How do you hook up an RV sewer line?

The first step in hooking up an RV sewer line is to identify the sewer connection point on your vehicle. This can typically be found near the rear bumper or underneath your unit. Once you’ve located the connection, attach a sewer hose to it and connect the other end of the hose to the campground’s sewage disposal system. Make sure that all connections are secure before testing them with water pressure. Finally, inspect all seals and connections for signs of leaks or damage before each use.

Can I keep my RV black tank closed when not in use?

Yes, you can keep your RV black tank closed when not in use. Doing so will help improve sanitation as well as reduce odors related to waste accumulation. Additionally, it can help extend the life of your black water tank by reducing the risk of clogs and damage due to waste buildup. Before closing the tank, make sure that all wastewater has been drained and flushed from the system.

What is a holding tank?

A holding tank is a container that stores wastewater until it can be properly disposed of. Holding tanks are often used in recreational vehicles (RVs) or boats to store grey water or blackwater from sinks, showers, and toilets. The contents of a holding tank should be emptied regularly to prevent odors and overflows as well as to reduce the possibility of contamination. Additionally, regular maintenance such as flushing out solids and checking connections should also be performed on a holding tank.

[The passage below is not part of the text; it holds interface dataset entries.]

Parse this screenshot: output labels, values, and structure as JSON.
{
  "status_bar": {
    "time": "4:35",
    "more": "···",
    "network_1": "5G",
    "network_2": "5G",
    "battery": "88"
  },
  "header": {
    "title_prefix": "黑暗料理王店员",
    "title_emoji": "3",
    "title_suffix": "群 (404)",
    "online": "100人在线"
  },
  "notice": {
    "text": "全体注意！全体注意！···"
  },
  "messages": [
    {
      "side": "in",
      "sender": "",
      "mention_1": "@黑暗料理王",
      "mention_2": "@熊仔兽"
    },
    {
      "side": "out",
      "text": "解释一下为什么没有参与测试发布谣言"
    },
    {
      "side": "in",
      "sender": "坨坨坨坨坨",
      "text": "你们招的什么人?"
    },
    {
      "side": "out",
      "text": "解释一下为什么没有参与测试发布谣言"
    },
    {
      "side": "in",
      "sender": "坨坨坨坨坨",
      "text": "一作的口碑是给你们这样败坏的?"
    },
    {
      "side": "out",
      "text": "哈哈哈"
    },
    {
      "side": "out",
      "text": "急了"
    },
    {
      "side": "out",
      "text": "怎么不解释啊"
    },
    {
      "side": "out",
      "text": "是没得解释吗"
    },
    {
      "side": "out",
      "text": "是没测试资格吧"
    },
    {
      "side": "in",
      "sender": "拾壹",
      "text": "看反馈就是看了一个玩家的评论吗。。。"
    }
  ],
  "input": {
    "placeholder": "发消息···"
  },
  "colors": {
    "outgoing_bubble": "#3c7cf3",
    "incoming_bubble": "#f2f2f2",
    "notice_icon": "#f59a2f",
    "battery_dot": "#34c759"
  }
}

Are there any special considerations when emptying a black water tank?

When emptying a black water tank, it is important to be aware of the disposal regulations in your area as well as the risk of contamination. In some areas, dumping wastewater from an RV or boat on the ground may be illegal, and it can also pose a threat to local ecosystems. Additionally, tanks should be emptied properly and flushed thoroughly to avoid clogs or backups. It is also important to remember that all waste should be disposed of in a proper facility, not down sinks or drains.

How do you hook up a PVC pipe to an RV?

Hooking up a PVC pipe to an RV is a relatively straightforward process. Begin by attaching the hose adapter to the end of the pipe, then attach the other end to your RV’s sewer connection point. Use clamps or seals to ensure that all connections are secure before testing them with water pressure. Once everything is connected and tested, you can add additional pipes as needed for your application. Finally, inspect all seals and connections for signs of leaks or damage before each use.

Useful Video: Should I Connect my RV to Home Sewer / Septic?

Conclusion Paragraph

To permanently hook up an RV to a septic system, it is highly recommended to hire a professional experienced in RV hookups. This ensures that the job is done correctly and safely. Also, make sure that local laws and regulations are followed when making the connections. By following these steps, you can prevent any issues from arising with your septic system in the future. Additionally, regular maintenance of both the RV unit and septic should be done to ensure the smooth operation of the entire system. With proper installation and maintenance, your RV will be connected securely for years to come.


  1. https://campaddict.com/rv-holding-tanks/#
  2. https://www.petesoutflow.com/5-factors-to-consider-when-choosing-a-septic-tank
  3. https://beezzly.com/how-to-permanently-hook-up-your-rv-to-septic
  4. https://www.bio-sol.ca/en/guide-for-rv-holding-tank/